I have a issue to resolve with the 6 year old. Trying to decide whether to move him directly to his two handed hip level shot from the table and skipping the draw, point, and shoot, stage. I see two brothers with tons of mentoring struggling with moving from point and shoot stage to hip level shooting.. It stems from their competitiveness. Even at 6, 7, and 8, they want to win so much, the target just draws them back to the point and shoot stage, especially boys.
I think I will keep the 6 year old on the table shooting point and shoot until he gets his fast draw holster. Then I will transition him to the holster directly to shooting from the hip. Will never let him shoot, point and shoot, from the holster. It will difficult for him because hits are really important to him (always has to report how he beat grandpa) but I think that is the best for him.
New adult shooters may want to consider this. Start with two handed hip shooting. Skip the point and shoot stage all together. Watching new adult shooters, they all struggle moving away from the point and shoot stage. Generally, if left on our own, we spend a lot of time learning to be quick at point and shoot, then spend years trying to unlearn this stage and move to shooting without aiming or pointing.
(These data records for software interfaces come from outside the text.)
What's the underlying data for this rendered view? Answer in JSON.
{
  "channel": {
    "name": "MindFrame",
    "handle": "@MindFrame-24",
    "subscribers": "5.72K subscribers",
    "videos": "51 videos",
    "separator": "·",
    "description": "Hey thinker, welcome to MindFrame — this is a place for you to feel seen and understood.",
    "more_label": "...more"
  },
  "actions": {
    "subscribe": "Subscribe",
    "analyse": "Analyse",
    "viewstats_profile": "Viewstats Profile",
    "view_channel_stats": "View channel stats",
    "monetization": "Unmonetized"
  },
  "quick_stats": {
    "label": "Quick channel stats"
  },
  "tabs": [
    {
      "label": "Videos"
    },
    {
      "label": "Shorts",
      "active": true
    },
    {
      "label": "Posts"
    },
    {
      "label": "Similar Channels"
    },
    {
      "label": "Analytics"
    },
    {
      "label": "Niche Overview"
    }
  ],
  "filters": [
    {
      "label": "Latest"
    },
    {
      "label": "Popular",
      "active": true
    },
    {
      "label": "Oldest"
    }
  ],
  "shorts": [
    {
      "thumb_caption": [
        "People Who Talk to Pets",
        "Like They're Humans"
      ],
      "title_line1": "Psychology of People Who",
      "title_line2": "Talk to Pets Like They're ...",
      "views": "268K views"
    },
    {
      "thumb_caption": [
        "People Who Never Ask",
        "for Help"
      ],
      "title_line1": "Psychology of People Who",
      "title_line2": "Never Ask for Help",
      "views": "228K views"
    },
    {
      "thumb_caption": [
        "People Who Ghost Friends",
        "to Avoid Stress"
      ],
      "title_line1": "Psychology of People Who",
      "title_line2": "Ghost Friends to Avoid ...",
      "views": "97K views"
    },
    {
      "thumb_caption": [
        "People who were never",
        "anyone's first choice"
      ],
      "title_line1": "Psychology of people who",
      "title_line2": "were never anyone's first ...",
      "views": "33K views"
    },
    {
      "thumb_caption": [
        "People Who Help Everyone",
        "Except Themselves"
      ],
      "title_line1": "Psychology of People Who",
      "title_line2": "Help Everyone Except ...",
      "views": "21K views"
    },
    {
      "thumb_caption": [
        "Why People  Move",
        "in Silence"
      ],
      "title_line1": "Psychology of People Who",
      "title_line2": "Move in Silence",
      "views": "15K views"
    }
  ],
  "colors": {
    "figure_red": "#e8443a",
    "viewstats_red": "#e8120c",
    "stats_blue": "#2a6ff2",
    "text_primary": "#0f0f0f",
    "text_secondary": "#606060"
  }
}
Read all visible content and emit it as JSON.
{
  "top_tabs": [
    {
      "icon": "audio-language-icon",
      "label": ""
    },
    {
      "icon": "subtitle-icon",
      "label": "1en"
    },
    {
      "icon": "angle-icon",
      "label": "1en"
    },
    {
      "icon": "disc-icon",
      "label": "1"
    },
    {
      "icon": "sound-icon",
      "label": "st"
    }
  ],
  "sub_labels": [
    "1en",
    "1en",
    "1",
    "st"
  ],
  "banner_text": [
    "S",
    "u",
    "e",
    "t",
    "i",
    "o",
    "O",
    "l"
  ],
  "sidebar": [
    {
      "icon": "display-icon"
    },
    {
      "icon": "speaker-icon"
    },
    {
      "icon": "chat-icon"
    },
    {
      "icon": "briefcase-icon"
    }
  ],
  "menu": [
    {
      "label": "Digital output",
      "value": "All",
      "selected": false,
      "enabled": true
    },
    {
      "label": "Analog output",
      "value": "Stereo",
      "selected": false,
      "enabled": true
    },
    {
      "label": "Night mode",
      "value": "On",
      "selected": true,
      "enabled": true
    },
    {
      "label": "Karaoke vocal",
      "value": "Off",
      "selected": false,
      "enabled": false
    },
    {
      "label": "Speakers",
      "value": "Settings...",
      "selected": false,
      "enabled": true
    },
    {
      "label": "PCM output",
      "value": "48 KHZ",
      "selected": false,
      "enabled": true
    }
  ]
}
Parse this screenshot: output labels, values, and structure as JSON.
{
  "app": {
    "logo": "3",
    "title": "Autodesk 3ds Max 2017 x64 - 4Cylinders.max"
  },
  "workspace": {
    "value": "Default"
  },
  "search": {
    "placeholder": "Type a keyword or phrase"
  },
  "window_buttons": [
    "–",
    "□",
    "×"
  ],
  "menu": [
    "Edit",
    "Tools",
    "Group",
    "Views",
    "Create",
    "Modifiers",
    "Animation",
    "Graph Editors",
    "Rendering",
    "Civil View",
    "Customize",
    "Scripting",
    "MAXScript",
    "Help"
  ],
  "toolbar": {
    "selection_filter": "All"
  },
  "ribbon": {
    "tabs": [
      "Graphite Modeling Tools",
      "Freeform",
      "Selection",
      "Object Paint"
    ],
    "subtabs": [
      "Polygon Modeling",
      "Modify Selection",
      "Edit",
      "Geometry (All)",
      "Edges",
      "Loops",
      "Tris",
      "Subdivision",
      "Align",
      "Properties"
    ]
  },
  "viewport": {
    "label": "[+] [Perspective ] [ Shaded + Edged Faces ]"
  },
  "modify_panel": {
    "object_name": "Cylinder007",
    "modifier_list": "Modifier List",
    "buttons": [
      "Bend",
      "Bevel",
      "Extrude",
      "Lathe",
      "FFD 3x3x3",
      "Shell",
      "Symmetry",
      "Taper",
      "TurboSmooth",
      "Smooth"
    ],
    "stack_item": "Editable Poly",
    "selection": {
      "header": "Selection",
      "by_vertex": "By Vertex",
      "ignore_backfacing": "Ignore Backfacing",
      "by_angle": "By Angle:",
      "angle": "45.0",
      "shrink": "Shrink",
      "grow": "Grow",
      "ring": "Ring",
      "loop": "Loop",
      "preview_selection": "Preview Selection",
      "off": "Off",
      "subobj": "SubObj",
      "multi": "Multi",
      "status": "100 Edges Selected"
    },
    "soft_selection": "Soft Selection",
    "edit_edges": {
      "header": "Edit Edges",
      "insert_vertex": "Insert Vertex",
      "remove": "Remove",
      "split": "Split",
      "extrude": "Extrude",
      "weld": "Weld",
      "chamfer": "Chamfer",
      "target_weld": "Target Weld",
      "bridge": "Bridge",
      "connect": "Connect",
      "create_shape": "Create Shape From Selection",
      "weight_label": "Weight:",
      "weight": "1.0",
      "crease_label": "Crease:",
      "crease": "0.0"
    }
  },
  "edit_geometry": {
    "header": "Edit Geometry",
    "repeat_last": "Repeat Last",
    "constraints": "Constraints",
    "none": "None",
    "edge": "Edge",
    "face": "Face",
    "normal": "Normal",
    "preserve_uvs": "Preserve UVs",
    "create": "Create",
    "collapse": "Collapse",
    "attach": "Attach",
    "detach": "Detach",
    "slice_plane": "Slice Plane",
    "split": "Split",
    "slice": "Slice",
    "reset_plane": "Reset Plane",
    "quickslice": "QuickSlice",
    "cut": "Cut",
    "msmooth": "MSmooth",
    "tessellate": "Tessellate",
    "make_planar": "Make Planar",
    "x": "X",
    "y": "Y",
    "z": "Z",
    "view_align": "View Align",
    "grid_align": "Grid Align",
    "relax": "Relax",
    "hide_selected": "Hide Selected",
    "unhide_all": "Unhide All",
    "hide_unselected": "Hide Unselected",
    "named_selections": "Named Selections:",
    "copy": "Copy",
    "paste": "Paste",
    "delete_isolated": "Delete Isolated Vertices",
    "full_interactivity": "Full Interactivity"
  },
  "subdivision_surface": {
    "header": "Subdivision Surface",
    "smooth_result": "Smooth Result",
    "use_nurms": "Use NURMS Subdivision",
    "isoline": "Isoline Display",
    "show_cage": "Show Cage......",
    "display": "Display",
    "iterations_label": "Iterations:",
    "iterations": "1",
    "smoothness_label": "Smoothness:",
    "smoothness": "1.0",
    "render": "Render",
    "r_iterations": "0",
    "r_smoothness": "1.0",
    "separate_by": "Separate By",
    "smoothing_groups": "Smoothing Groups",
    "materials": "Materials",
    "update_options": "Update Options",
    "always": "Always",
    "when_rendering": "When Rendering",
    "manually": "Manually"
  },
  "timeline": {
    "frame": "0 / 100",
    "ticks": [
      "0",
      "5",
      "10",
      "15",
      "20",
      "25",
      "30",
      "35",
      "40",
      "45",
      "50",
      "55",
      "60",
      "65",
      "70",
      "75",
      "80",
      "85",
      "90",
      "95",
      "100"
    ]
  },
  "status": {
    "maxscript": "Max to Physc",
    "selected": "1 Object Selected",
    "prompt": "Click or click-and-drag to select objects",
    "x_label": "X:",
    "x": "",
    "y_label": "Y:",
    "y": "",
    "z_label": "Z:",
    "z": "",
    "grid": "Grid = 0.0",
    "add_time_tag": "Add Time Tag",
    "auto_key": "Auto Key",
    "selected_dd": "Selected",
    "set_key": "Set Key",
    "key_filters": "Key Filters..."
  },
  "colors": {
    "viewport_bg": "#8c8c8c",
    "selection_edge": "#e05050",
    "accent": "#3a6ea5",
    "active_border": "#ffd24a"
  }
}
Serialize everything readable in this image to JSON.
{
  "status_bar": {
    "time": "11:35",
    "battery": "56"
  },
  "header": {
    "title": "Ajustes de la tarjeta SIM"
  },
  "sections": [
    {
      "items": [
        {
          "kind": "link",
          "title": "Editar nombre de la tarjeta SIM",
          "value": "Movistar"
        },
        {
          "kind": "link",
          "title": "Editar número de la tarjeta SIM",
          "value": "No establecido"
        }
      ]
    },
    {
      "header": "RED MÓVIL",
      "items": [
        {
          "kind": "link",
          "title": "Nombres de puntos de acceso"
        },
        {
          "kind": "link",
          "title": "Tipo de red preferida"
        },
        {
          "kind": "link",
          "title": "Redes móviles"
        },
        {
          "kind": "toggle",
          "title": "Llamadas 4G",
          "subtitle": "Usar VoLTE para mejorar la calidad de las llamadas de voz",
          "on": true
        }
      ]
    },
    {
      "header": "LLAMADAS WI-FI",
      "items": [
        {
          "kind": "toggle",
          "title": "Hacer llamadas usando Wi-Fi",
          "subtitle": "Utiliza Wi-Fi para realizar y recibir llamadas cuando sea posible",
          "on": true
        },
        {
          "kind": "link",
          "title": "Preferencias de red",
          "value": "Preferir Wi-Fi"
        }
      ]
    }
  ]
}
Just skip it all together. Going to try it with the 6 year old. Will post how it goes.